── Working data ──

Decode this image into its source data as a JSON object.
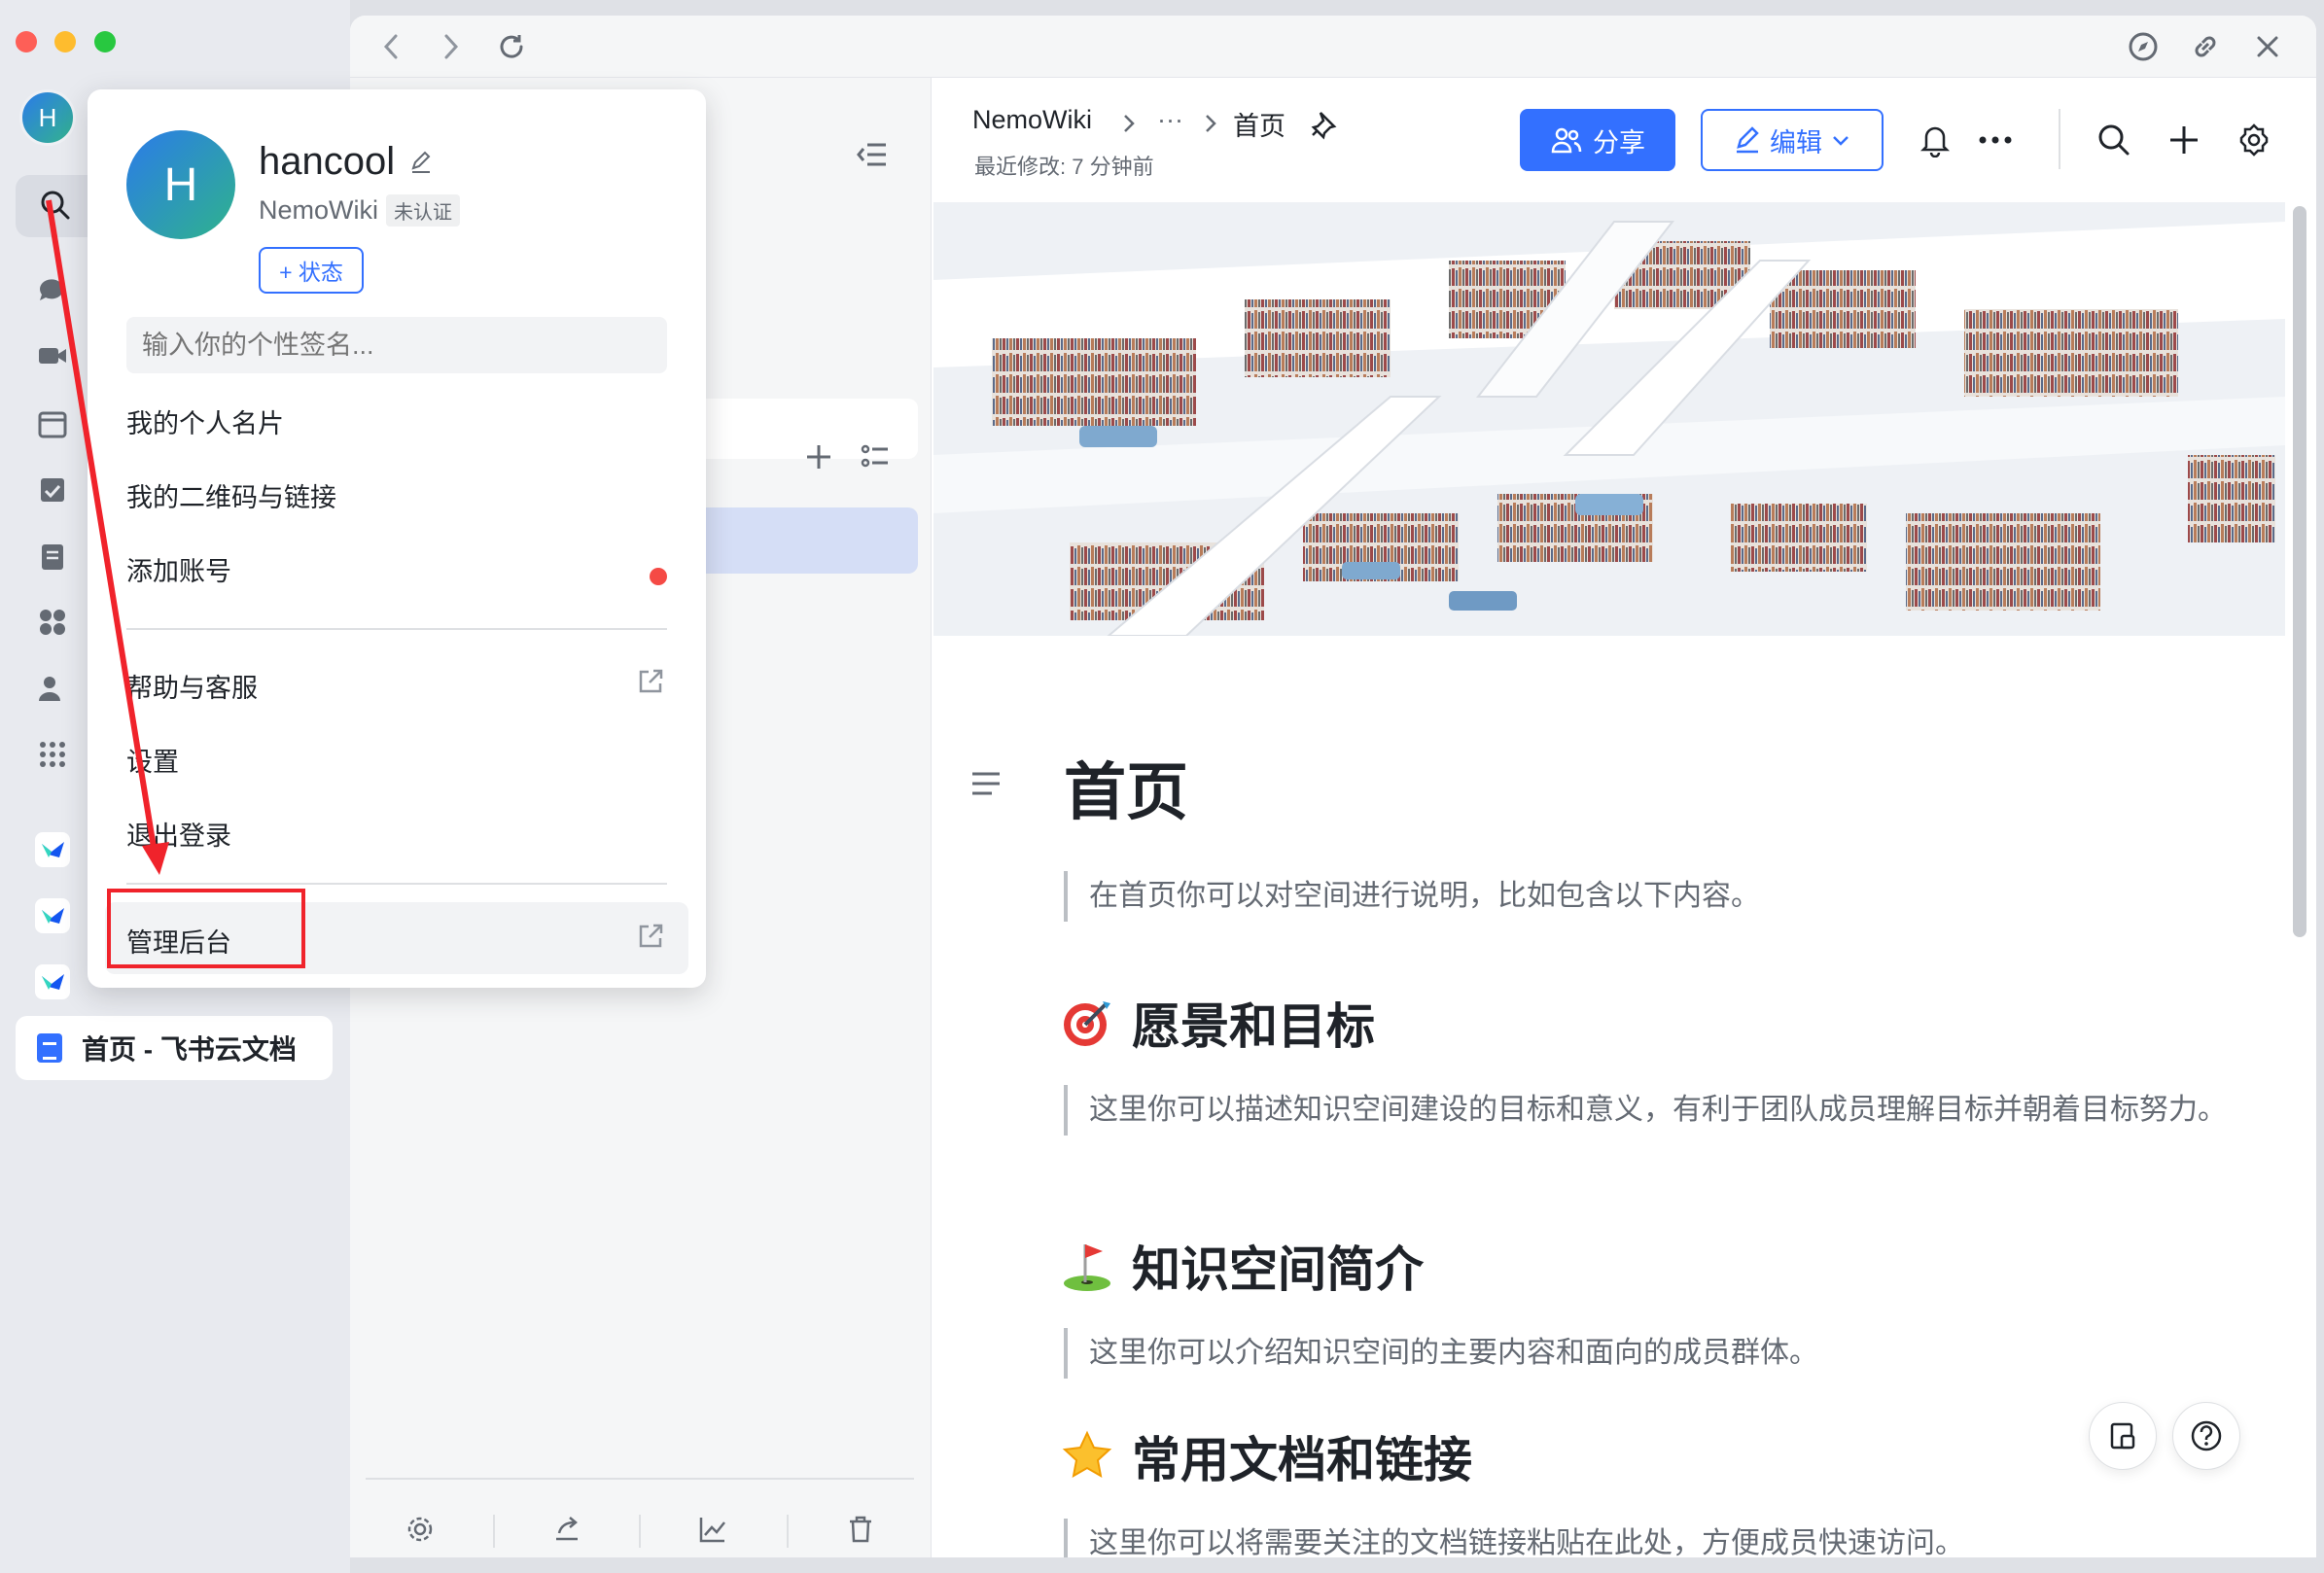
{
  "rail": {
    "avatar_letter": "H",
    "selected_doc_label": "首页 - 飞书云文档"
  },
  "breadcrumb": {
    "root": "NemoWiki",
    "ellipsis": "···",
    "current": "首页"
  },
  "doc_meta": {
    "last_modified": "最近修改: 7 分钟前"
  },
  "toolbar": {
    "share_label": "分享",
    "edit_label": "编辑"
  },
  "document": {
    "title": "首页",
    "intro": "在首页你可以对空间进行说明，比如包含以下内容。",
    "sections": [
      {
        "heading": "愿景和目标",
        "emoji": "target-emoji",
        "body": "这里你可以描述知识空间建设的目标和意义，有利于团队成员理解目标并朝着目标努力。"
      },
      {
        "heading": "知识空间简介",
        "emoji": "golf-flag-emoji",
        "body": "这里你可以介绍知识空间的主要内容和面向的成员群体。"
      },
      {
        "heading": "常用文档和链接",
        "emoji": "star-emoji",
        "body": "这里你可以将需要关注的文档链接粘贴在此处，方便成员快速访问。"
      }
    ]
  },
  "profile_menu": {
    "avatar_letter": "H",
    "username": "hancool",
    "org": "NemoWiki",
    "org_badge": "未认证",
    "status_button": "+ 状态",
    "signature_placeholder": "输入你的个性签名...",
    "items": {
      "business_card": "我的个人名片",
      "qr_link": "我的二维码与链接",
      "add_account": "添加账号",
      "help": "帮助与客服",
      "settings": "设置",
      "logout": "退出登录",
      "admin": "管理后台"
    }
  },
  "colors": {
    "primary": "#3370ff",
    "annotation_red": "#f0232b",
    "notification_dot": "#f54a45"
  }
}
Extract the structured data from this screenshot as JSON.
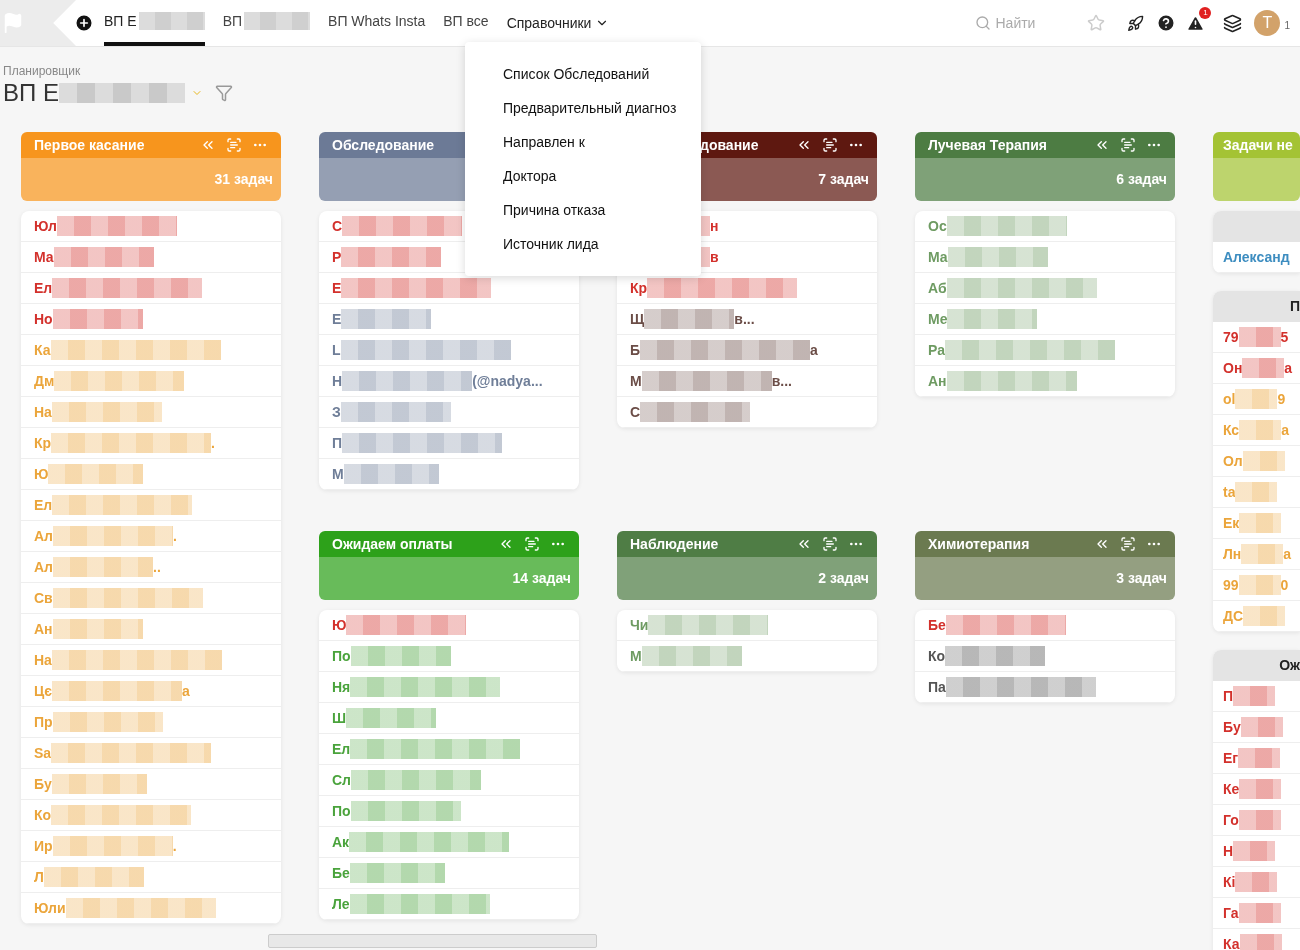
{
  "nav": {
    "tabs": [
      {
        "label": "ВП Е",
        "selected": true,
        "masked": true
      },
      {
        "label": "ВП",
        "selected": false,
        "masked": true
      },
      {
        "label": "ВП Whats Insta",
        "selected": false,
        "masked": false
      },
      {
        "label": "ВП все",
        "selected": false,
        "masked": false
      }
    ],
    "menu_label": "Справочники",
    "menu_open": true,
    "search_placeholder": "Найти",
    "alert_badge": "1",
    "avatar": "T",
    "user_count": "1"
  },
  "planner": {
    "caption": "Планировщик",
    "title": "ВП Е",
    "masked": true
  },
  "dropdown": {
    "items": [
      "Список Обследований",
      "Предварительный диагноз",
      "Направлен к",
      "Доктора",
      "Причина отказа",
      "Источник лида"
    ]
  },
  "columns": [
    {
      "stacks": [
        {
          "kind": "stage",
          "title": "Первое касание",
          "count": "31 задач",
          "color": "#f7951d",
          "rows": [
            {
              "text": "Юл",
              "color": "#d3312c",
              "masked": true
            },
            {
              "text": "Ма",
              "color": "#d3312c",
              "masked": true
            },
            {
              "text": "Ел",
              "color": "#d3312c",
              "masked": true
            },
            {
              "text": "Но",
              "color": "#d3312c",
              "masked": true
            },
            {
              "text": "Ка",
              "color": "#eba53b",
              "masked": true
            },
            {
              "text": "Дм",
              "color": "#eba53b",
              "masked": true
            },
            {
              "text": "На",
              "color": "#eba53b",
              "masked": true
            },
            {
              "text": "Кр",
              "color": "#eba53b",
              "masked": true,
              "tail": "."
            },
            {
              "text": "Ю",
              "color": "#eba53b",
              "masked": true
            },
            {
              "text": "Ел",
              "color": "#eba53b",
              "masked": true
            },
            {
              "text": "Ал",
              "color": "#eba53b",
              "masked": true,
              "tail": "."
            },
            {
              "text": "Ал",
              "color": "#eba53b",
              "masked": true,
              "tail": ".."
            },
            {
              "text": "Св",
              "color": "#eba53b",
              "masked": true
            },
            {
              "text": "Ан",
              "color": "#eba53b",
              "masked": true
            },
            {
              "text": "На",
              "color": "#eba53b",
              "masked": true
            },
            {
              "text": "Цє",
              "color": "#eba53b",
              "masked": true,
              "tail": "а"
            },
            {
              "text": "Пр",
              "color": "#eba53b",
              "masked": true
            },
            {
              "text": "Sa",
              "color": "#eba53b",
              "masked": true
            },
            {
              "text": "Бу",
              "color": "#eba53b",
              "masked": true
            },
            {
              "text": "Ко",
              "color": "#eba53b",
              "masked": true
            },
            {
              "text": "Ир",
              "color": "#eba53b",
              "masked": true,
              "tail": "."
            },
            {
              "text": "Л",
              "color": "#eba53b",
              "masked": true
            },
            {
              "text": "Юли",
              "color": "#eba53b",
              "masked": true
            }
          ]
        }
      ]
    },
    {
      "stacks": [
        {
          "kind": "stage",
          "title": "Обследование",
          "color": "#6c7a96",
          "rows": [
            {
              "text": "С",
              "color": "#d3312c",
              "masked": true
            },
            {
              "text": "Р",
              "color": "#d3312c",
              "masked": true
            },
            {
              "text": "Е",
              "color": "#d3312c",
              "masked": true
            },
            {
              "text": "Е",
              "color": "#6f7e98",
              "masked": true
            },
            {
              "text": "L",
              "color": "#6f7e98",
              "masked": true
            },
            {
              "text": "Н",
              "color": "#6f7e98",
              "masked": true,
              "tail": "(@nadya..."
            },
            {
              "text": "З",
              "color": "#6f7e98",
              "masked": true
            },
            {
              "text": "П",
              "color": "#6f7e98",
              "masked": true
            },
            {
              "text": "М",
              "color": "#6f7e98",
              "masked": true
            }
          ]
        },
        {
          "kind": "stage",
          "title": "Ожидаем оплаты",
          "count": "14 задач",
          "color": "#2da11a",
          "rows": [
            {
              "text": "Ю",
              "color": "#d3312c",
              "masked": true
            },
            {
              "text": "По",
              "color": "#4aa33c",
              "masked": true
            },
            {
              "text": "Ня",
              "color": "#4aa33c",
              "masked": true
            },
            {
              "text": "Ш",
              "color": "#4aa33c",
              "masked": true
            },
            {
              "text": "Ел",
              "color": "#4aa33c",
              "masked": true
            },
            {
              "text": "Сл",
              "color": "#4aa33c",
              "masked": true
            },
            {
              "text": "По",
              "color": "#4aa33c",
              "masked": true
            },
            {
              "text": "Ак",
              "color": "#4aa33c",
              "masked": true
            },
            {
              "text": "Бе",
              "color": "#4aa33c",
              "masked": true
            },
            {
              "text": "Ле",
              "color": "#4aa33c",
              "masked": true
            }
          ]
        }
      ]
    },
    {
      "stacks": [
        {
          "kind": "stage",
          "title": "дование",
          "count": "7 задач",
          "color": "#5e1810",
          "covered": true,
          "rows": [
            {
              "color": "#d3312c",
              "masked": true,
              "tail": "н"
            },
            {
              "color": "#d3312c",
              "masked": true,
              "tail": "в"
            },
            {
              "text": "Кр",
              "color": "#d3312c",
              "masked": true
            },
            {
              "text": "Щ",
              "color": "#6b4d47",
              "masked": true,
              "tail": "в..."
            },
            {
              "text": "Б",
              "color": "#6b4d47",
              "masked": true,
              "tail": "а"
            },
            {
              "text": "М",
              "color": "#6b4d47",
              "masked": true,
              "tail": "в..."
            },
            {
              "text": "С",
              "color": "#6b4d47",
              "masked": true
            }
          ]
        },
        {
          "kind": "stage",
          "title": "Наблюдение",
          "count": "2 задач",
          "color": "#4f7d45",
          "rows": [
            {
              "text": "Чи",
              "color": "#6e9b62",
              "masked": true
            },
            {
              "text": "М",
              "color": "#6e9b62",
              "masked": true
            }
          ]
        }
      ]
    },
    {
      "stacks": [
        {
          "kind": "stage",
          "title": "Лучевая Терапия",
          "count": "6 задач",
          "color": "#4d7c43",
          "rows": [
            {
              "text": "Ос",
              "color": "#6e9b62",
              "masked": true
            },
            {
              "text": "Ма",
              "color": "#6e9b62",
              "masked": true
            },
            {
              "text": "Аб",
              "color": "#6e9b62",
              "masked": true
            },
            {
              "text": "Ме",
              "color": "#6e9b62",
              "masked": true
            },
            {
              "text": "Ра",
              "color": "#6e9b62",
              "masked": true
            },
            {
              "text": "Ан",
              "color": "#6e9b62",
              "masked": true
            }
          ]
        },
        {
          "kind": "stage",
          "title": "Химиотерапия",
          "count": "3 задач",
          "color": "#6b7a50",
          "rows": [
            {
              "text": "Бе",
              "color": "#d3312c",
              "masked": true
            },
            {
              "text": "Ко",
              "color": "#555555",
              "masked": true
            },
            {
              "text": "Па",
              "color": "#555555",
              "masked": true
            }
          ]
        }
      ]
    },
    {
      "narrow": true,
      "stacks": [
        {
          "kind": "grouped",
          "title": "Задачи не",
          "color": "#a4c334",
          "groups": [
            {
              "rows": [
                {
                  "text": "Александ",
                  "color": "#3d8dc0",
                  "masked": false
                }
              ]
            },
            {
              "heading": "П",
              "rows": [
                {
                  "text": "79",
                  "color": "#d3312c",
                  "masked": true,
                  "tail": "5"
                },
                {
                  "text": "Он",
                  "color": "#d3312c",
                  "masked": true,
                  "tail": "а"
                },
                {
                  "text": "оl",
                  "color": "#eba53b",
                  "masked": true,
                  "tail": "9"
                },
                {
                  "text": "Кс",
                  "color": "#eba53b",
                  "masked": true,
                  "tail": "а"
                },
                {
                  "text": "Ол",
                  "color": "#eba53b",
                  "masked": true
                },
                {
                  "text": "ta",
                  "color": "#eba53b",
                  "masked": true
                },
                {
                  "text": "Ек",
                  "color": "#eba53b",
                  "masked": true
                },
                {
                  "text": "Лн",
                  "color": "#eba53b",
                  "masked": true,
                  "tail": "а"
                },
                {
                  "text": "99",
                  "color": "#eba53b",
                  "masked": true,
                  "tail": "0"
                },
                {
                  "text": "ДС",
                  "color": "#eba53b",
                  "masked": true
                }
              ]
            },
            {
              "heading": "Ож",
              "rows": [
                {
                  "text": "П",
                  "color": "#d3312c",
                  "masked": true
                },
                {
                  "text": "Бу",
                  "color": "#d3312c",
                  "masked": true
                },
                {
                  "text": "Ег",
                  "color": "#d3312c",
                  "masked": true
                },
                {
                  "text": "Ке",
                  "color": "#d3312c",
                  "masked": true
                },
                {
                  "text": "Го",
                  "color": "#d3312c",
                  "masked": true
                },
                {
                  "text": "Н",
                  "color": "#d3312c",
                  "masked": true
                },
                {
                  "text": "Кі",
                  "color": "#d3312c",
                  "masked": true
                },
                {
                  "text": "Га",
                  "color": "#d3312c",
                  "masked": true
                },
                {
                  "text": "Ка",
                  "color": "#d3312c",
                  "masked": true
                }
              ]
            }
          ]
        }
      ]
    }
  ]
}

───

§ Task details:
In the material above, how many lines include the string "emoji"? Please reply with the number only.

§ Output of the task:
3